People donating food and food banks in our area are doing a fantastic job.

The people using food banks are diverse and often surprising and the research identifies that the increase in people using them is caused by unemployment, increasing underemployment, a high incidence of people, who were once employed now forced into redundancy or laid off from work, along with low and falling income, and rising cost of living.

The National Minimum Wage and benefits have not risen in line with inflation, and people cannot retain the ability to live with dignity and cannot afford to feed and clothe themselves.

Up to half of all people turning to food banks are doing so as a result of having benefit payments delayed, reduced, or withdrawn, along with changes to crisis loan eligibility rules, delays in payments, Jobseekers’ Allowance sanctions and sickness benefit reassessments. Research also shows that 22 per cent of households helped are employed and half are families with children, and nearly half of these are two-parent families.

Food banks throughout our region report that they have seen an increase in ex-public servants and those who once had better paid jobs in other sectors, now becoming reliant upon food banks too, which shows that it takes only a few pay cheques before families face food poverty and destitution in our nation today.

All of these factors have been forcing children into destitution, hardship and hunger on a large scale, with one in five parents in the UK daily struggling to feed their children and with more than two thirds of those helped by food banks having children who are going to nursery and school hungry, trying to learn, and then going to bed hungry.

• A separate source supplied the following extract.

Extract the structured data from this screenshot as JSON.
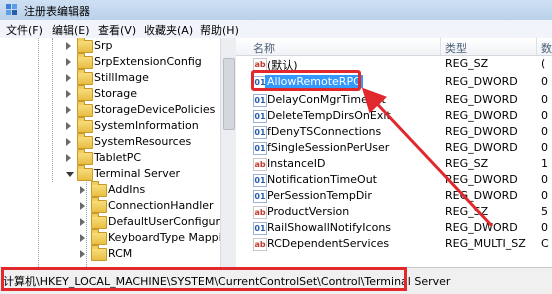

In a nation as rich as the UK, food poverty is a national disgrace, and is an absolute contradiction to the UK’s commitment of ensuring that all its citizens have access to food. Food is one of the most basic of all human rights. Something needs to be done, and fast by those holding power and influence.